“We reimburse ground travel, we provide all equipment and feed them like kings,” Daniel said. “It’s an opportunity for guys who are running really, really hard in terms of deployment cycles-—and have been for a long time—to relax, decompress a little bit, perhaps knock something off their bucket list.”  

The weekends, which run September through about May, are open to all 9/11 generation combat veterans, the vast majority of them still on active duty, with a particular focus on the Special Operations community. In addition to duck hunting, the group also sponsors trout fishing weekends, a component that Daniel is looking to expand in the coming months. 
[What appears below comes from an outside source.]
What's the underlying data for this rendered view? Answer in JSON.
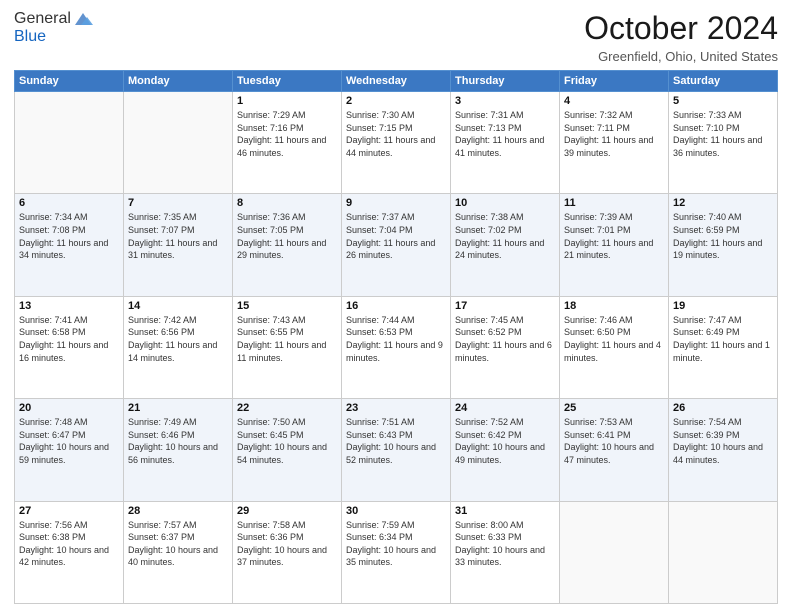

The foursomes aren’t random groups of strangers thrown together. Participants are selected from the same unit to help bonding and communication happen more naturally, the same way the original foursome experienced it. In fact, the weekends don’t have any formal therapy or “sharing sessions” at all; the environment and experiences tend to elicit that all on their own.  
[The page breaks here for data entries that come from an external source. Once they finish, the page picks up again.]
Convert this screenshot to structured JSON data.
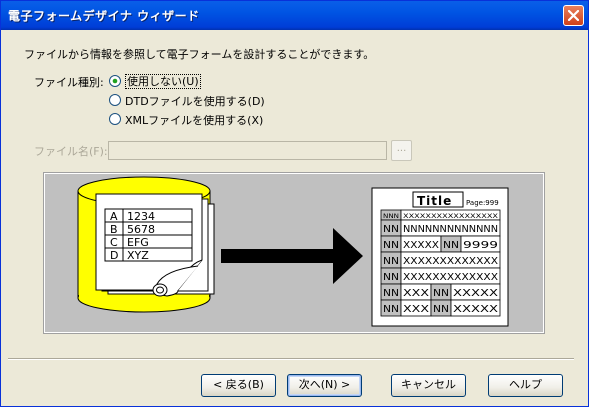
{
  "window": {
    "title": "電子フォームデザイナ ウィザード"
  },
  "intro_text": "ファイルから情報を参照して電子フォームを設計することができます。",
  "file_type": {
    "label": "ファイル種別:",
    "options": [
      {
        "label": "使用しない(U)",
        "selected": true
      },
      {
        "label": "DTDファイルを使用する(D)",
        "selected": false
      },
      {
        "label": "XMLファイルを使用する(X)",
        "selected": false
      }
    ]
  },
  "file_name": {
    "label": "ファイル名(F):",
    "value": "",
    "browse_label": "..."
  },
  "illustration": {
    "db_rows": [
      {
        "key": "A",
        "value": "1234"
      },
      {
        "key": "B",
        "value": "5678"
      },
      {
        "key": "C",
        "value": "EFG"
      },
      {
        "key": "D",
        "value": "XYZ"
      }
    ],
    "form": {
      "title": "Title",
      "page": "Page:999",
      "rows": [
        [
          "NNN",
          "XXXXXXXXXXXXXXXXX"
        ],
        [
          "NN",
          "NNNNNNNNNNNNN"
        ],
        [
          "NN",
          "XXXXX",
          "NN",
          "9999"
        ],
        [
          "NN",
          "XXXXXXXXXXXXX"
        ],
        [
          "NN",
          "XXXXXXXXXXXXX"
        ],
        [
          "NN",
          "XXX",
          "NN",
          "XXXXX"
        ],
        [
          "NN",
          "XXX",
          "NN",
          "XXXXX"
        ]
      ]
    }
  },
  "buttons": {
    "back": "< 戻る(B)",
    "next": "次へ(N) >",
    "cancel": "キャンセル",
    "help": "ヘルプ"
  },
  "colors": {
    "titlebar": "#0054e3",
    "cylinder": "#ffff00",
    "background": "#ece9d8"
  }
}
“These guys come in from all kinds of different traumatic experiences on combat deployments,” Daniel said. “Nobody’s trying to get them to bare their soul, but when they come in here, a long way away from their military installation, they’re somewhat overwhelmed and they share. I can’t prove it scientifically or medically, but there’s a lot of healing that’s going on.” 

 Everything is included in a Darby’s Warrior weekend, right down to mileage to the hunting lodge. Participants only pay for their hunting licenses.
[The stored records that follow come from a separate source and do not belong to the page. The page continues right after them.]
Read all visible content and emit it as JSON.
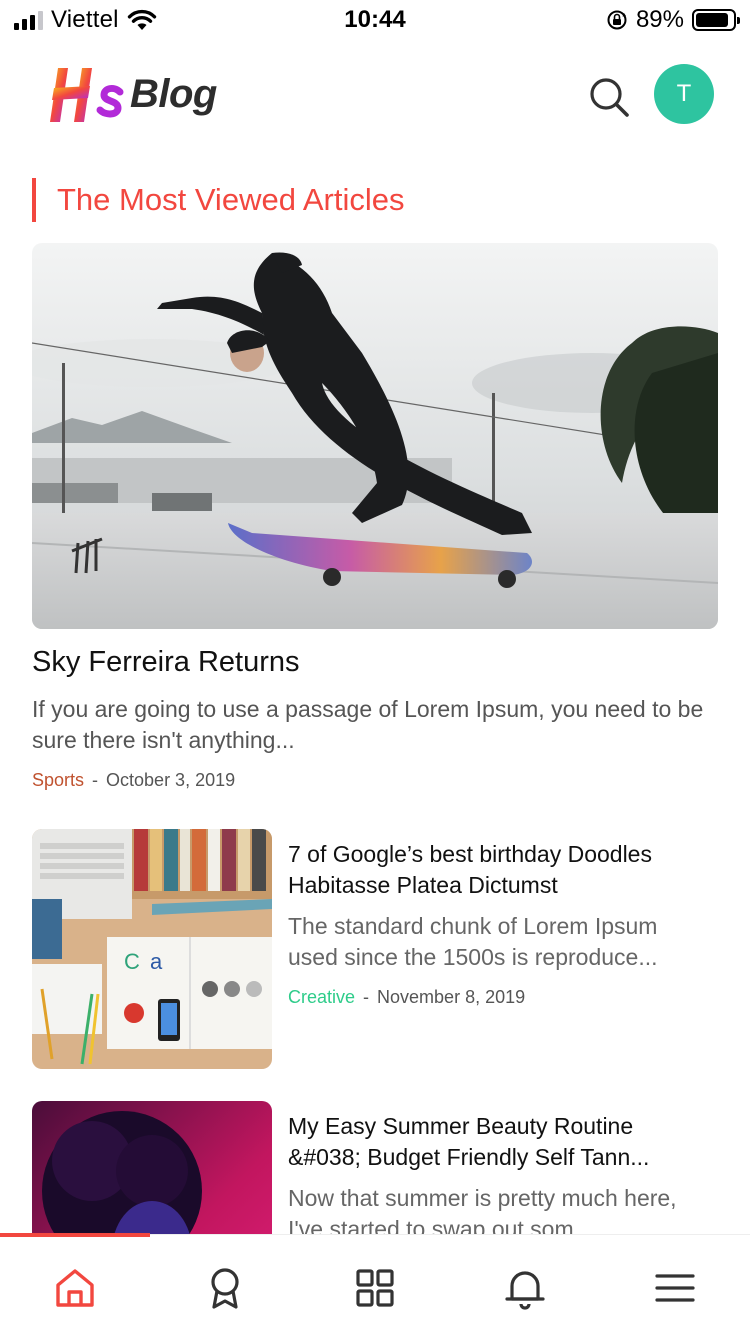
{
  "status_bar": {
    "carrier": "Viettel",
    "time": "10:44",
    "battery_percent": "89%",
    "battery_level": 0.89,
    "icons": [
      "signal-icon",
      "wifi-icon",
      "rotation-lock-icon",
      "battery-icon"
    ]
  },
  "header": {
    "logo_text": "Blog",
    "logo_letters": "HS",
    "avatar_initial": "T",
    "avatar_color": "#2ec4a0",
    "search_icon": "search-icon"
  },
  "section": {
    "title": "The Most Viewed Articles",
    "accent_color": "#f2473f"
  },
  "featured": {
    "title": "Sky Ferreira Returns",
    "excerpt": "If you are going to use a passage of Lorem Ipsum, you need to be sure there isn't anything...",
    "category": "Sports",
    "separator": "-",
    "date": "October 3, 2019"
  },
  "articles": [
    {
      "title": "7 of Google’s best birthday Doodles Habitasse Platea Dictumst",
      "excerpt": "The standard chunk of Lorem Ipsum used since the 1500s is reproduce...",
      "category": "Creative",
      "separator": "-",
      "date": "November 8, 2019"
    },
    {
      "title": "My Easy Summer Beauty Routine &#038; Budget Friendly Self Tann...",
      "excerpt": "Now that summer is pretty much here, I've started to swap out som..."
    }
  ],
  "bottom_nav": {
    "items": [
      "home-icon",
      "award-icon",
      "grid-icon",
      "bell-icon",
      "menu-icon"
    ],
    "active": "home-icon",
    "active_color": "#f2473f",
    "scroll_progress": 0.2
  }
}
Everything is included in a Darby’s Warrior weekend, right down to mileage to the hunting lodge. Participants only pay for their hunting licenses.

The organization plays another important role in the lives of servicemen, that being creating connections between the soldiers and members of the business community, such as those who are patrons of Darby’s Warriors.  

“From a guy who’s done it for the last 13 months, transition from military life to civilian life is very challenging,” said Daniel, now with Stephens, Inc. “When they come hunt with us, more often than not they get to interact with some influential businessmen in the state of Arkansas.” 

“Two things occur; one, the businessmen realize the quality and caliber of people that we have serving. The other piece of it is, the soldiers realize, ‘I can do this, I can have meaningful conversations with successful businessmen and I can do this transition thing.’”  

Darby’s Warrior Support features just two paid employees and limited seasonal help, buoyed by countless volunteer hours by Daniel and fellow Army Ranger Command Sergeant Major (Retired) Dennis Smith. Still, it takes about $200,000 annually to sustain operations. 

“If folks want to volunteer on some of our work weekends, that’s great,” Daniel said. “If folks have in-kind donations to help our cause, that’s great. If folks want to designate us as their charity of choice on Amazon Smile, we’ll get (a percentage) of anything they purchase at no extra cost to them.” 

For more information, visit the group’s website at darbyswarriorsupport.org.